- WHAT YOU WILL DO -
All lines holding the string "views" should be copied from the data below.
(SOURCE INFORMATION begins)
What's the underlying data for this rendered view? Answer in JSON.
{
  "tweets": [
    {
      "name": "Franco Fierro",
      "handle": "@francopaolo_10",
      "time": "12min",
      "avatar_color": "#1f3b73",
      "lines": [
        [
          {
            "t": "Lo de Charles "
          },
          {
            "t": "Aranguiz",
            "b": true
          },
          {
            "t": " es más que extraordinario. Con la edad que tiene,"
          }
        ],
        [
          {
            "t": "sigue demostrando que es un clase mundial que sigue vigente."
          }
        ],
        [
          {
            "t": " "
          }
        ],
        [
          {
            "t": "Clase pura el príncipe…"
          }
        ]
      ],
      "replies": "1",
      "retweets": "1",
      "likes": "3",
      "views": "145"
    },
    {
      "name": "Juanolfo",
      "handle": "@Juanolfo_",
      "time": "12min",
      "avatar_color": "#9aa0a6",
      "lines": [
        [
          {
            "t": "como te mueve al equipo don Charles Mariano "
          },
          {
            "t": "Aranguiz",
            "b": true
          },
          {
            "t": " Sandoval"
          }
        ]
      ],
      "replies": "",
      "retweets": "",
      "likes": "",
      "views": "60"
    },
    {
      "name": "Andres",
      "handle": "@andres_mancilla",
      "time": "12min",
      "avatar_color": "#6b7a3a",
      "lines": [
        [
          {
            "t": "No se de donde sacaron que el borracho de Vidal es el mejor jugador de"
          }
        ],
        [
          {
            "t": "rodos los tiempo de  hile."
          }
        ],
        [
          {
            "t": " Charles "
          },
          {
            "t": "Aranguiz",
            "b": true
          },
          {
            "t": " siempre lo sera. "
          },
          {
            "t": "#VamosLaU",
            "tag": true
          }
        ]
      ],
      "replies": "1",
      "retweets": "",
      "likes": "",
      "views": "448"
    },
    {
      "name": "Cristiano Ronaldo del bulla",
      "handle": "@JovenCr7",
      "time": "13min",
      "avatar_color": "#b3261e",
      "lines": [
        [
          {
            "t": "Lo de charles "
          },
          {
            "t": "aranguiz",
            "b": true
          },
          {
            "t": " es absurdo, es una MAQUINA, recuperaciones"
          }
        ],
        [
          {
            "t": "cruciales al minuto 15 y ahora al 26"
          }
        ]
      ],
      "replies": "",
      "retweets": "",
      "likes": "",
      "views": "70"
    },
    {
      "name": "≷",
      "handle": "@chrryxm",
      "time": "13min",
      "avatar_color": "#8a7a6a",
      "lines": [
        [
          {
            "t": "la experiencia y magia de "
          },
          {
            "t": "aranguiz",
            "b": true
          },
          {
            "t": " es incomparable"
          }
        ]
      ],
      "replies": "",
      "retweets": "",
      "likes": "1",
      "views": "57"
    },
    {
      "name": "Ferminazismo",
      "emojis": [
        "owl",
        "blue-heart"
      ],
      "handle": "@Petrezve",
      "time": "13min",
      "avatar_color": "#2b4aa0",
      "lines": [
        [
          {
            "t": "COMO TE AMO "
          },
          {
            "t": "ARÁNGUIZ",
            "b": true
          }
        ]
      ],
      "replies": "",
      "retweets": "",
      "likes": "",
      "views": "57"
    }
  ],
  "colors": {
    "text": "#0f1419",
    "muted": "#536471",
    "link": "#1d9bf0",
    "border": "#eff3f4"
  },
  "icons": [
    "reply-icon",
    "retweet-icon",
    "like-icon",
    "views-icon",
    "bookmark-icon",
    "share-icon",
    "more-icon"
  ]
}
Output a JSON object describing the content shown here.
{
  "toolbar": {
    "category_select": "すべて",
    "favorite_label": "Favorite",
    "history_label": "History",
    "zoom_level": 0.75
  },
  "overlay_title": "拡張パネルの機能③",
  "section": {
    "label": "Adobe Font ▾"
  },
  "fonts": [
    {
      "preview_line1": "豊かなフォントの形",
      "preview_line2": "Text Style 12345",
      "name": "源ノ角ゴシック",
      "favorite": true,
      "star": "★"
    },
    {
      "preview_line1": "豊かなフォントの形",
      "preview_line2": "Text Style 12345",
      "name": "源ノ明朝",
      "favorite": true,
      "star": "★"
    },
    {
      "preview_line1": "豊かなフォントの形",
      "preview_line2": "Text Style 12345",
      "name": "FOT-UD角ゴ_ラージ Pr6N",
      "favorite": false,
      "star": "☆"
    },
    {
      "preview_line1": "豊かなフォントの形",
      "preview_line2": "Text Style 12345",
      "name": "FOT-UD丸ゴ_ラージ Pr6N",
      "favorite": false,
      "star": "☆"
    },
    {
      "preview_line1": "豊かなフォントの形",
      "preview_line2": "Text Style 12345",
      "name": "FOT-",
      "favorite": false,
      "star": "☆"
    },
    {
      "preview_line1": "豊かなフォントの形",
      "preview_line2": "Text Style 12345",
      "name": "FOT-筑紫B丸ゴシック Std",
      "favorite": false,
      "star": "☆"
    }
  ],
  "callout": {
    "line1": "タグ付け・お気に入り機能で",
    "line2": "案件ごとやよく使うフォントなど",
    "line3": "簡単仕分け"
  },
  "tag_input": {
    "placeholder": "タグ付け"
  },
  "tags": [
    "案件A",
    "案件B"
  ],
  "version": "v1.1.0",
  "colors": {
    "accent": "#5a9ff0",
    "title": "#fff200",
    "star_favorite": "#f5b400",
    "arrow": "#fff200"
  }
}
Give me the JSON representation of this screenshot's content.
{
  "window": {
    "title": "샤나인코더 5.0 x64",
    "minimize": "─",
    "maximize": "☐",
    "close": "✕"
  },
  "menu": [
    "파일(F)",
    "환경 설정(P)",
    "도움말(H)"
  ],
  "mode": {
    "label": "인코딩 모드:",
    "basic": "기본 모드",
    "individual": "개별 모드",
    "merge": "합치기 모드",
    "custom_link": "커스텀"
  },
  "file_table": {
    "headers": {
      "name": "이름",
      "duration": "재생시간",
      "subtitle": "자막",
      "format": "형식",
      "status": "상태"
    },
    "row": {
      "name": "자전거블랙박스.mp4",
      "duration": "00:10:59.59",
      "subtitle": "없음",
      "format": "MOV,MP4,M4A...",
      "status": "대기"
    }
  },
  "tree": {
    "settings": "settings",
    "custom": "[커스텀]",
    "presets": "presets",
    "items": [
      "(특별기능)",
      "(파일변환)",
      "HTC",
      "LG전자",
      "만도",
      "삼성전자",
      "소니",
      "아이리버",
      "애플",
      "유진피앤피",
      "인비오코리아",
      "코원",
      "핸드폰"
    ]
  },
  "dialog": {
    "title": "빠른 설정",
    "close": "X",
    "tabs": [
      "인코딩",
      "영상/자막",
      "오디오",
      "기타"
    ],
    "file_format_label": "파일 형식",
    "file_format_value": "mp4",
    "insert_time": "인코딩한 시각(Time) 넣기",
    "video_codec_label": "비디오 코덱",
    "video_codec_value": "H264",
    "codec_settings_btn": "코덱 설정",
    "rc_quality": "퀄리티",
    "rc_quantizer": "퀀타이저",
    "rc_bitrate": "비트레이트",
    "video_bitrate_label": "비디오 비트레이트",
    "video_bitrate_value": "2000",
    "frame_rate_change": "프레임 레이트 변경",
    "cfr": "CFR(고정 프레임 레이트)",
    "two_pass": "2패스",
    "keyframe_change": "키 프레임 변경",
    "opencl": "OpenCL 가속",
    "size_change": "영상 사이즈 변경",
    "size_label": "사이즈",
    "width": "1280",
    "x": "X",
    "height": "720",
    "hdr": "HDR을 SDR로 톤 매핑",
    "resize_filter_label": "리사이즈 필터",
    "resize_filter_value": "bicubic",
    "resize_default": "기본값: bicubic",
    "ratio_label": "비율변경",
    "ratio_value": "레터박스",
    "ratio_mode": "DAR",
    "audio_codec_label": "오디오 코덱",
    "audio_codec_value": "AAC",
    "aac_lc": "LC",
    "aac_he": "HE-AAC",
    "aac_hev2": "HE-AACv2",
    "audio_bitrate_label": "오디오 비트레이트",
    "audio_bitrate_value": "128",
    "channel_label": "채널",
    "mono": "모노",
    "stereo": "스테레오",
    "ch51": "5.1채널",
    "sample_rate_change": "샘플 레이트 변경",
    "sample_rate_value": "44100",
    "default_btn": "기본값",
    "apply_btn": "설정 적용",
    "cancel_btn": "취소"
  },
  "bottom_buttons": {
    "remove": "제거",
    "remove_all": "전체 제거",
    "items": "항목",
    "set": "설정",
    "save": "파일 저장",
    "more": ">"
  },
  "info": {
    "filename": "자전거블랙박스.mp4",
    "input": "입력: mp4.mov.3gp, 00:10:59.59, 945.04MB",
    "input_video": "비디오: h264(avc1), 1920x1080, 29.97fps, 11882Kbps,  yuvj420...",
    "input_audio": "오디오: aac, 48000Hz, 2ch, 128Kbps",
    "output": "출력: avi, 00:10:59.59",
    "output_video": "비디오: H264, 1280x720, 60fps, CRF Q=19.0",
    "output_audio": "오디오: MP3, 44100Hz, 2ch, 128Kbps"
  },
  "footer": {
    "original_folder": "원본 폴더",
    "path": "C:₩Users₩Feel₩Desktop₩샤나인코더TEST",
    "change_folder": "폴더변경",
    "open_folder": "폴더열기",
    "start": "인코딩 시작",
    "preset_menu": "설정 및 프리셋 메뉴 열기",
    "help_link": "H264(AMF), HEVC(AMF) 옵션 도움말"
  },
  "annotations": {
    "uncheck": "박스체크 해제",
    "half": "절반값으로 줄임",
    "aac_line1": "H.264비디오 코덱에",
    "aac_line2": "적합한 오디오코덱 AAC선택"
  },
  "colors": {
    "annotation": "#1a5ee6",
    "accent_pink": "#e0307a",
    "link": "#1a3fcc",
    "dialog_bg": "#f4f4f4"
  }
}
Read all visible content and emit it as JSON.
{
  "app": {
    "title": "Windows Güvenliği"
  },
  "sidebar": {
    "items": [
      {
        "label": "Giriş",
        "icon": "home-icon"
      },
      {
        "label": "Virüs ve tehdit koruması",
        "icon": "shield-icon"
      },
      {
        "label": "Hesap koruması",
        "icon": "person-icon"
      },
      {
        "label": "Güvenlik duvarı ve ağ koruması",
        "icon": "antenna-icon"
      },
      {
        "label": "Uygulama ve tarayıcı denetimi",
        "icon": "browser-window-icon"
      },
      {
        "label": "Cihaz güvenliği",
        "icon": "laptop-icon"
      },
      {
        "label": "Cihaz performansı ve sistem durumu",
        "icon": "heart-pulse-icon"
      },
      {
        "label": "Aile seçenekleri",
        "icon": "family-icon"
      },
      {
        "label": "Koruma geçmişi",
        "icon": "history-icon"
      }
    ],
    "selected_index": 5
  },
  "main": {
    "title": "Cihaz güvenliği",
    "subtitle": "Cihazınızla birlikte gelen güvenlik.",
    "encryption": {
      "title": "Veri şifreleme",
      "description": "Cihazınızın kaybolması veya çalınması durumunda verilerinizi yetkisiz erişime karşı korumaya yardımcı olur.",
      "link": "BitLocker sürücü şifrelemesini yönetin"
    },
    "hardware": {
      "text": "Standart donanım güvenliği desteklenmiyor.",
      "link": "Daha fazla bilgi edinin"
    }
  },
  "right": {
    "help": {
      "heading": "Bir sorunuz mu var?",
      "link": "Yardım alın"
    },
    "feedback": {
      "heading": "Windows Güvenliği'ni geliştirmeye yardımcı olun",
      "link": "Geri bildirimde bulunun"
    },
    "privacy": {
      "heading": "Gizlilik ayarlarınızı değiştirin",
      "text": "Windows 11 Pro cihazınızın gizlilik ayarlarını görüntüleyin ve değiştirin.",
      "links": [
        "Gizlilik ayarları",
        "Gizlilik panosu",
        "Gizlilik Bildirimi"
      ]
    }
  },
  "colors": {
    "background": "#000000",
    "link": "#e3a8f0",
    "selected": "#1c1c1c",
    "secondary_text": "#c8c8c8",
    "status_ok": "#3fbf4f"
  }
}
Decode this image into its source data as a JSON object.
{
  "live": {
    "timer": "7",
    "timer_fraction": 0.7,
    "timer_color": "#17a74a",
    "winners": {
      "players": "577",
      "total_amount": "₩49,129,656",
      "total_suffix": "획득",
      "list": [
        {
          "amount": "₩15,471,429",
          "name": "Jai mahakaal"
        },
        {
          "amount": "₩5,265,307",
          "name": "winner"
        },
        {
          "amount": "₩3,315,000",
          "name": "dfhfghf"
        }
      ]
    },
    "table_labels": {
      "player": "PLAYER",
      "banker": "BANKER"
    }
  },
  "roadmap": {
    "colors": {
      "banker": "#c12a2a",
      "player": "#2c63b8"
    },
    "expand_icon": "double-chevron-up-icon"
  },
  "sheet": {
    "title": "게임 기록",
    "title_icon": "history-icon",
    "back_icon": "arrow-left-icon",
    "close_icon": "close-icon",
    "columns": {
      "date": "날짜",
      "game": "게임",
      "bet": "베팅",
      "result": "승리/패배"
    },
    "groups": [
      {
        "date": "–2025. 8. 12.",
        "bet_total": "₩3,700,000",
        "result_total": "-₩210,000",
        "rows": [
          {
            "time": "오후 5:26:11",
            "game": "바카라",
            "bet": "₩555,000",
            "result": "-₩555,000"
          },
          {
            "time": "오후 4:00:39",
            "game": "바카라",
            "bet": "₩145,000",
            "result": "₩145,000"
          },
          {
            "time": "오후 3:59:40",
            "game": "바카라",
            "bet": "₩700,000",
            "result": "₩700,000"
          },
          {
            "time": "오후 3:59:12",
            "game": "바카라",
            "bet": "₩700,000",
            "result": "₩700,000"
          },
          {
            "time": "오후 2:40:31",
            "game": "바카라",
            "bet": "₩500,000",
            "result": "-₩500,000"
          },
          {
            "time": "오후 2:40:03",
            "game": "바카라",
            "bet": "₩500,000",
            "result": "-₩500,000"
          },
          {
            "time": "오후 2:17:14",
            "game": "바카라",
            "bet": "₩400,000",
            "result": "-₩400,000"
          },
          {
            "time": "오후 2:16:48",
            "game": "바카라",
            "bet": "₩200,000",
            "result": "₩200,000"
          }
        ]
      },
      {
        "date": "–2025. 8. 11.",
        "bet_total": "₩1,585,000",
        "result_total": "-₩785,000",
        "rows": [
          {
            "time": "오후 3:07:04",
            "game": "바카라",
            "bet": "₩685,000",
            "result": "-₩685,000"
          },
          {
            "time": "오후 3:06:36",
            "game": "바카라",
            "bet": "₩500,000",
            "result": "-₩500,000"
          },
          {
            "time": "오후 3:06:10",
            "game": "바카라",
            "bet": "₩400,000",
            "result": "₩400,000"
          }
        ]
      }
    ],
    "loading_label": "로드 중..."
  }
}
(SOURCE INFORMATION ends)
- ANSWER SECTION -
      "views": "145"
      "views": "60"
      "views": "448"
      "views": "70"
      "views": "57"
      "views": "57"
    "views-icon",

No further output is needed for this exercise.